The subject of the Brownfield Burn was brought up when I uploaded the below plan to the St. Enoch Burn topic
.Click here for larger version
The burn is shown on the west central section of the plan, starting roughly to the north-west of where Blythswood Square is now and merging with the Clyde approx where McAlpine Street meets the Broomielaw.
I'm of the opinion that it no longer exists (or that it might have been absorbed into the sewerage system), however I decided to have a look through some old OS plans to see if there were any references to it.
The OS large scale Glasgow town plans [1892-94]
show a Royalty and Ward boundary running parallel to McAlpine Street on it's west side, with parts of the boundary shown to be along the centre of a covered stream (abbreviated as CCS) - a culvert (or cundy) to give it its modern name.
Unfortunately, the plans didn't contain any obvious reference to the burn north of Argyle Street.Sheet VI.10.19Click here for larger versionSheet VI.10.14Click here for larger versionAerial View
I know over the last few years the Broomielaw has undergone a fair bit of redevelopment, however I haven't been down that way for long and weary so I'm not sure if the land bounded by Washington Street/McAlpine Street is largely still a brownfield site - anyone have any idea?
Also, for the life of me, I can't think what was on this land previously - anyone have a better memory?
I'm wondering how easy it would be to find development plans for whatever has most recently been built on the land. Everyone knows you can arrange to view current planning application details but does anyone know if Glasgow City Council gives access to old application details?
Given there has been nearly two hundred years of development, followed by redevelopment, followed by further redevelopment (and so on) of this part of the city, I think it's almost certain that the burn doesn't exist any more and that the culvert was either removed, abandoned or infilled.

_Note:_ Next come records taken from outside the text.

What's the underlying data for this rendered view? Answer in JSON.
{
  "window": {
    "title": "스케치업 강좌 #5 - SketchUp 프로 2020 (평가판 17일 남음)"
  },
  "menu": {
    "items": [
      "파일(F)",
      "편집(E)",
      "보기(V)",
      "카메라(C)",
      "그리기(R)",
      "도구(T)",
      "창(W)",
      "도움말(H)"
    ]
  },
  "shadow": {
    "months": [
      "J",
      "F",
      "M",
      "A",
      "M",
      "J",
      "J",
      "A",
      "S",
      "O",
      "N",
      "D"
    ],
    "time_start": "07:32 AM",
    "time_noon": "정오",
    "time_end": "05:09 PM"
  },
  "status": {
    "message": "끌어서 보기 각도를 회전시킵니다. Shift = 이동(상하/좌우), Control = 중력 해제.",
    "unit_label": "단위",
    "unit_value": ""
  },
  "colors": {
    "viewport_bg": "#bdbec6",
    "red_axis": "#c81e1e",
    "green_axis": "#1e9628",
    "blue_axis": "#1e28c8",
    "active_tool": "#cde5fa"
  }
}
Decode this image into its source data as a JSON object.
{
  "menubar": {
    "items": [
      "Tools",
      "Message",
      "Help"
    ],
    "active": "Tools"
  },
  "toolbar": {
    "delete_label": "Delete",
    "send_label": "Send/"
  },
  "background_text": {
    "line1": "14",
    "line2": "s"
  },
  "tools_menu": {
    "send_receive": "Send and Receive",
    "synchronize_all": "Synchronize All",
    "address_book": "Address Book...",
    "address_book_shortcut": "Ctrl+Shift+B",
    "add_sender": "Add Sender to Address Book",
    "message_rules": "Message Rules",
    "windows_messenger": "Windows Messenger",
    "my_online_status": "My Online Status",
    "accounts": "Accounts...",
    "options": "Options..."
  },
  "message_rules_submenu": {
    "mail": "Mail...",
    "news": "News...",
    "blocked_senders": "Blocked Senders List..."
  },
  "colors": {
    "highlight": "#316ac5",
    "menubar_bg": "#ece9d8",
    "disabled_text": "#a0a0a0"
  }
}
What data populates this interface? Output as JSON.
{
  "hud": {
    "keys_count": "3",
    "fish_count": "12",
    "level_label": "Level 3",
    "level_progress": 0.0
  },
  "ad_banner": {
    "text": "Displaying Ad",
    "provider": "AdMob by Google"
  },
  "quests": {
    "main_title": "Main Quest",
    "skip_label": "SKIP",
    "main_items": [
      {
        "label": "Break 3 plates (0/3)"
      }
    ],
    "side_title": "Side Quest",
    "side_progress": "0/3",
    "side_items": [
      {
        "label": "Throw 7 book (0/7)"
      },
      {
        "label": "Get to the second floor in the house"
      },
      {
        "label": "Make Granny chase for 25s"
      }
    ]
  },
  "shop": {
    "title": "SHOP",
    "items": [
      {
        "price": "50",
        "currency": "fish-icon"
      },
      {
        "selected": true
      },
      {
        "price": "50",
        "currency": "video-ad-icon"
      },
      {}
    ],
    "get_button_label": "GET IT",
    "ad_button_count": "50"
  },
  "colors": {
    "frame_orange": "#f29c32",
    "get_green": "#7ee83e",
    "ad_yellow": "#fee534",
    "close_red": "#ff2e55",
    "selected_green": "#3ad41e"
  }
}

Still, I'd like to find out as much about the burn/culvert as I can. Has anyone ever came across any other references to it?